[Element data from apps and pages]
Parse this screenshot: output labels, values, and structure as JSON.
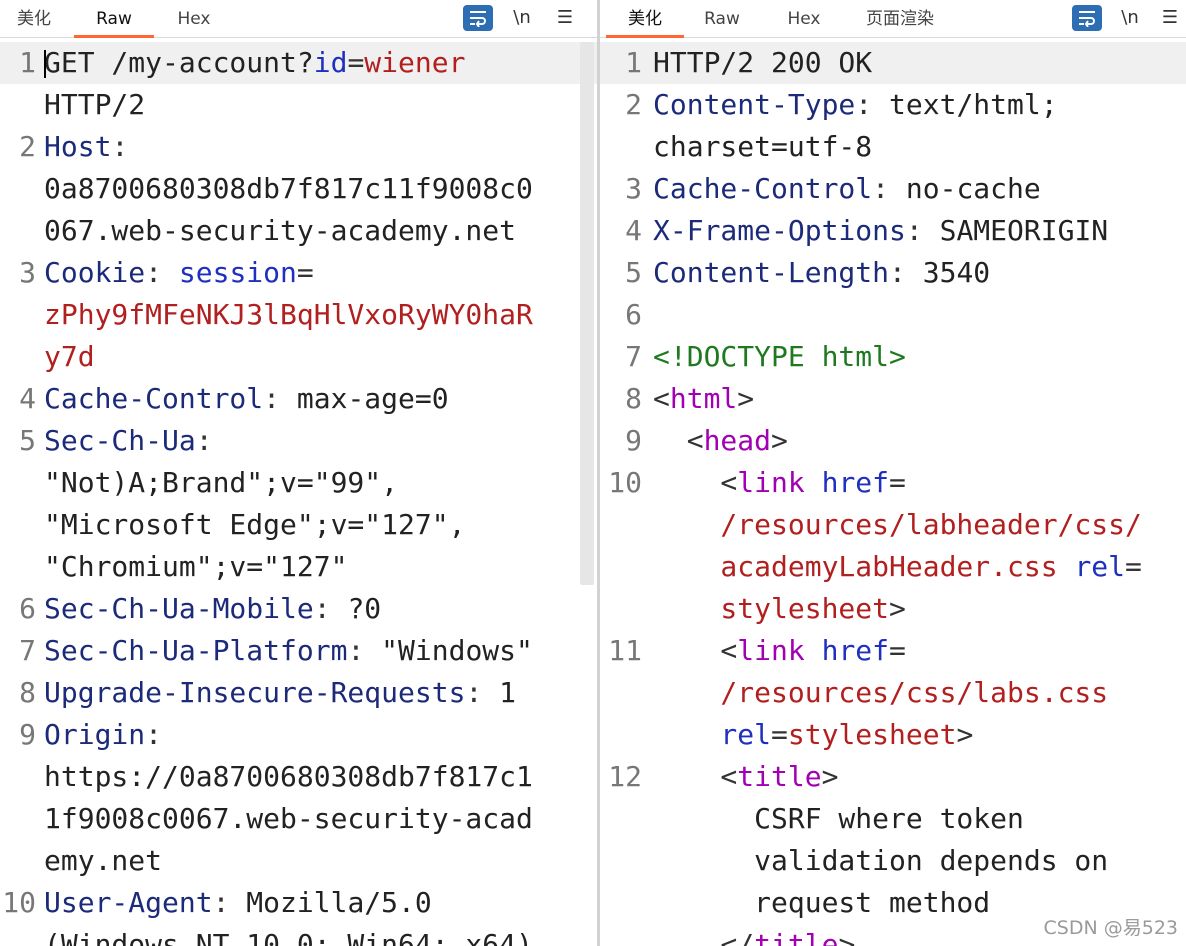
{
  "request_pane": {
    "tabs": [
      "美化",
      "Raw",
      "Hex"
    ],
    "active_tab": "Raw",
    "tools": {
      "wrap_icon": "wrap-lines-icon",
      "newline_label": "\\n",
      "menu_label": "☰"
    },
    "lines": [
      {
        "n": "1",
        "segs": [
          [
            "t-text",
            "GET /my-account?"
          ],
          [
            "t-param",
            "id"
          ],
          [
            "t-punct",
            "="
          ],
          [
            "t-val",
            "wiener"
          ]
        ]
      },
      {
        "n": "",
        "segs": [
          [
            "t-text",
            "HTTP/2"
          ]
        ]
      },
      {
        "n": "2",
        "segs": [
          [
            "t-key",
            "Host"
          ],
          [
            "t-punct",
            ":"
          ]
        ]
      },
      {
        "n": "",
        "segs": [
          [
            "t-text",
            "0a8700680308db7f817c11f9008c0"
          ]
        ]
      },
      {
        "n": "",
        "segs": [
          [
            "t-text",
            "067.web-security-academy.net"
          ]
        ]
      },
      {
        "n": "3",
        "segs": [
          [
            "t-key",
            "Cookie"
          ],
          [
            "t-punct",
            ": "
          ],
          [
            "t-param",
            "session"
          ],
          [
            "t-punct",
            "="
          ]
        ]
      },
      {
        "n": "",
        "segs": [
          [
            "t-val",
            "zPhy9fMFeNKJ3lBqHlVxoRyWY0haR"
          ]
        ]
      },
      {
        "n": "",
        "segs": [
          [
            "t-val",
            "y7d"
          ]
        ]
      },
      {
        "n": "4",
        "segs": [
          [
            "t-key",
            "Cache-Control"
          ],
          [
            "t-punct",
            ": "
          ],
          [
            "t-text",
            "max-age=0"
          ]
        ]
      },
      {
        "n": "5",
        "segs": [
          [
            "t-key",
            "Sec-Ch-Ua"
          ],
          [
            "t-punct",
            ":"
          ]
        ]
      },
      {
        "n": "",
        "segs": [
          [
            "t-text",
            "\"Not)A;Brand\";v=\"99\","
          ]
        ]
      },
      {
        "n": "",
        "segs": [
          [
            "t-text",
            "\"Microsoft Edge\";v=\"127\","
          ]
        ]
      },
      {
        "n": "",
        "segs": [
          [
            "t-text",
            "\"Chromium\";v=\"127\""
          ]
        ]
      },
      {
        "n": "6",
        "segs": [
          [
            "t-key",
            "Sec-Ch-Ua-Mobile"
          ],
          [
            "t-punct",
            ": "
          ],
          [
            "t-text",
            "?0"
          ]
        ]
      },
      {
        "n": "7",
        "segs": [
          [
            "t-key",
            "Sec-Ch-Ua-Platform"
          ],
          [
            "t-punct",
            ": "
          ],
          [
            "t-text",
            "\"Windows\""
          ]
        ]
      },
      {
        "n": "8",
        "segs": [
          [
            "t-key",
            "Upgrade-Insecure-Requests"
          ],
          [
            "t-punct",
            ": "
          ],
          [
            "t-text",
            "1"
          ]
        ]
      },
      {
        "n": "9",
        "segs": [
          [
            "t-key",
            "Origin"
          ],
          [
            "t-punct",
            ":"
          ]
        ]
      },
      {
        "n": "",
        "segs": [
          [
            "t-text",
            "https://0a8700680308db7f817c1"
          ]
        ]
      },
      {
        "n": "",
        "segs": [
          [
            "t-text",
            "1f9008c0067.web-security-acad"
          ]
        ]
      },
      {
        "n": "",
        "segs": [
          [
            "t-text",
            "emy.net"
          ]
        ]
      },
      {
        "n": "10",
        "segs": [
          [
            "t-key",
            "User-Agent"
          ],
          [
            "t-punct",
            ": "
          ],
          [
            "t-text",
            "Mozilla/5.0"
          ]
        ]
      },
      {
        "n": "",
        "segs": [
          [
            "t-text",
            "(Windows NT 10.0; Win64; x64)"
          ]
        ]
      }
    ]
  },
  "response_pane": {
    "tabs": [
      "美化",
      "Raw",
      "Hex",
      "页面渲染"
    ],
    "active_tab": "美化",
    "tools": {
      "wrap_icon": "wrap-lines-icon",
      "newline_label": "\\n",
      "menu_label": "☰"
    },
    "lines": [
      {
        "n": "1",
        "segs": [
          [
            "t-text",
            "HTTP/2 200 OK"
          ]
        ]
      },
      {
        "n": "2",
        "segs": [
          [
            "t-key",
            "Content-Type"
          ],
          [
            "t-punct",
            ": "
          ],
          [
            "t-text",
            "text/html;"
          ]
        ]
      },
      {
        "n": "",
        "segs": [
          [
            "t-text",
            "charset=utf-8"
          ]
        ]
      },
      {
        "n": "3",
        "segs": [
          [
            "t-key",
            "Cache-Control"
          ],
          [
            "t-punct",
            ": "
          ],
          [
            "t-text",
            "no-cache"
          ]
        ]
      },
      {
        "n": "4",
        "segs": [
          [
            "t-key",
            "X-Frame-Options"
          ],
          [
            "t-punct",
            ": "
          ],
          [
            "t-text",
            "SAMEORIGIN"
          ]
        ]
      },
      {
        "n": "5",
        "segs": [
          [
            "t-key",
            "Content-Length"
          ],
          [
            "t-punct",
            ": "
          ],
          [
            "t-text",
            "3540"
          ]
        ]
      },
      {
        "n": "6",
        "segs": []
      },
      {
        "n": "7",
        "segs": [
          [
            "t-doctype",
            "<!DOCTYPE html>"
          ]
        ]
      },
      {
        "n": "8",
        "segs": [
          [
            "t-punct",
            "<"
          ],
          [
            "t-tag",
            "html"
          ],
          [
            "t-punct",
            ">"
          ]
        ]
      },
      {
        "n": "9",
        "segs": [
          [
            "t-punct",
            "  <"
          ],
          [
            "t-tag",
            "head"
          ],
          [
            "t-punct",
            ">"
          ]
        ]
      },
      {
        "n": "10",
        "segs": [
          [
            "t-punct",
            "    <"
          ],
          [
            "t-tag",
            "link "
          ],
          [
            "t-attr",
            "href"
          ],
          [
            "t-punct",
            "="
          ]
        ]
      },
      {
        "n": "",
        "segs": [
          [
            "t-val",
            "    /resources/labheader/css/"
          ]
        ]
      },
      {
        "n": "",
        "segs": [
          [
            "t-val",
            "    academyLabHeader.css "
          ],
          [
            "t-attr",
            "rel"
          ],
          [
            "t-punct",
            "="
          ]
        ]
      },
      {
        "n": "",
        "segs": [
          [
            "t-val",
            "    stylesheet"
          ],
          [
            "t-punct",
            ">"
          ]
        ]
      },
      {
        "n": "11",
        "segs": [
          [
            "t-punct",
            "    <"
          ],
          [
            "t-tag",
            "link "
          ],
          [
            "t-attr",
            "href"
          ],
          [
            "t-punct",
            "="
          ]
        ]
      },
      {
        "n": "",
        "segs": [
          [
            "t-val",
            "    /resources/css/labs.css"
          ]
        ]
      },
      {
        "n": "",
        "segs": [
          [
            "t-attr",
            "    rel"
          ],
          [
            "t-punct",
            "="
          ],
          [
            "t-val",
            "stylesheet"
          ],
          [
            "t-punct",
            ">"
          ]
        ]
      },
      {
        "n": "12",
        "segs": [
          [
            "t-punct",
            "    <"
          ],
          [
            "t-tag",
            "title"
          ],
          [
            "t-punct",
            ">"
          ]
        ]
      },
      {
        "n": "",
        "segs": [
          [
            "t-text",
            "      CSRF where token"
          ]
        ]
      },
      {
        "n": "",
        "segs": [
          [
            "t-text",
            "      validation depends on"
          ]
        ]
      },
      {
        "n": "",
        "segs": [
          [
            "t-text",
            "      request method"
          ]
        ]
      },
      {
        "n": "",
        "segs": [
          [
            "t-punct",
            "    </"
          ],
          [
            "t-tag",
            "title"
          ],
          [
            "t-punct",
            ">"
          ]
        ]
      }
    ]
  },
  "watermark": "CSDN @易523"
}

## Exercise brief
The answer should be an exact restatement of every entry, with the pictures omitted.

## Answer section
Parse this screenshot: output labels, values, and structure as JSON.
{
  "request_pane": {
    "tabs": [
      "美化",
      "Raw",
      "Hex"
    ],
    "active_tab": "Raw",
    "tools": {
      "wrap_icon": "wrap-lines-icon",
      "newline_label": "\\n",
      "menu_label": "☰"
    },
    "lines": [
      {
        "n": "1",
        "segs": [
          [
            "t-text",
            "GET /my-account?"
          ],
          [
            "t-param",
            "id"
          ],
          [
            "t-punct",
            "="
          ],
          [
            "t-val",
            "wiener"
          ]
        ]
      },
      {
        "n": "",
        "segs": [
          [
            "t-text",
            "HTTP/2"
          ]
        ]
      },
      {
        "n": "2",
        "segs": [
          [
            "t-key",
            "Host"
          ],
          [
            "t-punct",
            ":"
          ]
        ]
      },
      {
        "n": "",
        "segs": [
          [
            "t-text",
            "0a8700680308db7f817c11f9008c0"
          ]
        ]
      },
      {
        "n": "",
        "segs": [
          [
            "t-text",
            "067.web-security-academy.net"
          ]
        ]
      },
      {
        "n": "3",
        "segs": [
          [
            "t-key",
            "Cookie"
          ],
          [
            "t-punct",
            ": "
          ],
          [
            "t-param",
            "session"
          ],
          [
            "t-punct",
            "="
          ]
        ]
      },
      {
        "n": "",
        "segs": [
          [
            "t-val",
            "zPhy9fMFeNKJ3lBqHlVxoRyWY0haR"
          ]
        ]
      },
      {
        "n": "",
        "segs": [
          [
            "t-val",
            "y7d"
          ]
        ]
      },
      {
        "n": "4",
        "segs": [
          [
            "t-key",
            "Cache-Control"
          ],
          [
            "t-punct",
            ": "
          ],
          [
            "t-text",
            "max-age=0"
          ]
        ]
      },
      {
        "n": "5",
        "segs": [
          [
            "t-key",
            "Sec-Ch-Ua"
          ],
          [
            "t-punct",
            ":"
          ]
        ]
      },
      {
        "n": "",
        "segs": [
          [
            "t-text",
            "\"Not)A;Brand\";v=\"99\","
          ]
        ]
      },
      {
        "n": "",
        "segs": [
          [
            "t-text",
            "\"Microsoft Edge\";v=\"127\","
          ]
        ]
      },
      {
        "n": "",
        "segs": [
          [
            "t-text",
            "\"Chromium\";v=\"127\""
          ]
        ]
      },
      {
        "n": "6",
        "segs": [
          [
            "t-key",
            "Sec-Ch-Ua-Mobile"
          ],
          [
            "t-punct",
            ": "
          ],
          [
            "t-text",
            "?0"
          ]
        ]
      },
      {
        "n": "7",
        "segs": [
          [
            "t-key",
            "Sec-Ch-Ua-Platform"
          ],
          [
            "t-punct",
            ": "
          ],
          [
            "t-text",
            "\"Windows\""
          ]
        ]
      },
      {
        "n": "8",
        "segs": [
          [
            "t-key",
            "Upgrade-Insecure-Requests"
          ],
          [
            "t-punct",
            ": "
          ],
          [
            "t-text",
            "1"
          ]
        ]
      },
      {
        "n": "9",
        "segs": [
          [
            "t-key",
            "Origin"
          ],
          [
            "t-punct",
            ":"
          ]
        ]
      },
      {
        "n": "",
        "segs": [
          [
            "t-text",
            "https://0a8700680308db7f817c1"
          ]
        ]
      },
      {
        "n": "",
        "segs": [
          [
            "t-text",
            "1f9008c0067.web-security-acad"
          ]
        ]
      },
      {
        "n": "",
        "segs": [
          [
            "t-text",
            "emy.net"
          ]
        ]
      },
      {
        "n": "10",
        "segs": [
          [
            "t-key",
            "User-Agent"
          ],
          [
            "t-punct",
            ": "
          ],
          [
            "t-text",
            "Mozilla/5.0"
          ]
        ]
      },
      {
        "n": "",
        "segs": [
          [
            "t-text",
            "(Windows NT 10.0; Win64; x64)"
          ]
        ]
      }
    ]
  },
  "response_pane": {
    "tabs": [
      "美化",
      "Raw",
      "Hex",
      "页面渲染"
    ],
    "active_tab": "美化",
    "tools": {
      "wrap_icon": "wrap-lines-icon",
      "newline_label": "\\n",
      "menu_label": "☰"
    },
    "lines": [
      {
        "n": "1",
        "segs": [
          [
            "t-text",
            "HTTP/2 200 OK"
          ]
        ]
      },
      {
        "n": "2",
        "segs": [
          [
            "t-key",
            "Content-Type"
          ],
          [
            "t-punct",
            ": "
          ],
          [
            "t-text",
            "text/html;"
          ]
        ]
      },
      {
        "n": "",
        "segs": [
          [
            "t-text",
            "charset=utf-8"
          ]
        ]
      },
      {
        "n": "3",
        "segs": [
          [
            "t-key",
            "Cache-Control"
          ],
          [
            "t-punct",
            ": "
          ],
          [
            "t-text",
            "no-cache"
          ]
        ]
      },
      {
        "n": "4",
        "segs": [
          [
            "t-key",
            "X-Frame-Options"
          ],
          [
            "t-punct",
            ": "
          ],
          [
            "t-text",
            "SAMEORIGIN"
          ]
        ]
      },
      {
        "n": "5",
        "segs": [
          [
            "t-key",
            "Content-Length"
          ],
          [
            "t-punct",
            ": "
          ],
          [
            "t-text",
            "3540"
          ]
        ]
      },
      {
        "n": "6",
        "segs": []
      },
      {
        "n": "7",
        "segs": [
          [
            "t-doctype",
            "<!DOCTYPE html>"
          ]
        ]
      },
      {
        "n": "8",
        "segs": [
          [
            "t-punct",
            "<"
          ],
          [
            "t-tag",
            "html"
          ],
          [
            "t-punct",
            ">"
          ]
        ]
      },
      {
        "n": "9",
        "segs": [
          [
            "t-punct",
            "  <"
          ],
          [
            "t-tag",
            "head"
          ],
          [
            "t-punct",
            ">"
          ]
        ]
      },
      {
        "n": "10",
        "segs": [
          [
            "t-punct",
            "    <"
          ],
          [
            "t-tag",
            "link "
          ],
          [
            "t-attr",
            "href"
          ],
          [
            "t-punct",
            "="
          ]
        ]
      },
      {
        "n": "",
        "segs": [
          [
            "t-val",
            "    /resources/labheader/css/"
          ]
        ]
      },
      {
        "n": "",
        "segs": [
          [
            "t-val",
            "    academyLabHeader.css "
          ],
          [
            "t-attr",
            "rel"
          ],
          [
            "t-punct",
            "="
          ]
        ]
      },
      {
        "n": "",
        "segs": [
          [
            "t-val",
            "    stylesheet"
          ],
          [
            "t-punct",
            ">"
          ]
        ]
      },
      {
        "n": "11",
        "segs": [
          [
            "t-punct",
            "    <"
          ],
          [
            "t-tag",
            "link "
          ],
          [
            "t-attr",
            "href"
          ],
          [
            "t-punct",
            "="
          ]
        ]
      },
      {
        "n": "",
        "segs": [
          [
            "t-val",
            "    /resources/css/labs.css"
          ]
        ]
      },
      {
        "n": "",
        "segs": [
          [
            "t-attr",
            "    rel"
          ],
          [
            "t-punct",
            "="
          ],
          [
            "t-val",
            "stylesheet"
          ],
          [
            "t-punct",
            ">"
          ]
        ]
      },
      {
        "n": "12",
        "segs": [
          [
            "t-punct",
            "    <"
          ],
          [
            "t-tag",
            "title"
          ],
          [
            "t-punct",
            ">"
          ]
        ]
      },
      {
        "n": "",
        "segs": [
          [
            "t-text",
            "      CSRF where token"
          ]
        ]
      },
      {
        "n": "",
        "segs": [
          [
            "t-text",
            "      validation depends on"
          ]
        ]
      },
      {
        "n": "",
        "segs": [
          [
            "t-text",
            "      request method"
          ]
        ]
      },
      {
        "n": "",
        "segs": [
          [
            "t-punct",
            "    </"
          ],
          [
            "t-tag",
            "title"
          ],
          [
            "t-punct",
            ">"
          ]
        ]
      }
    ]
  },
  "watermark": "CSDN @易523"
}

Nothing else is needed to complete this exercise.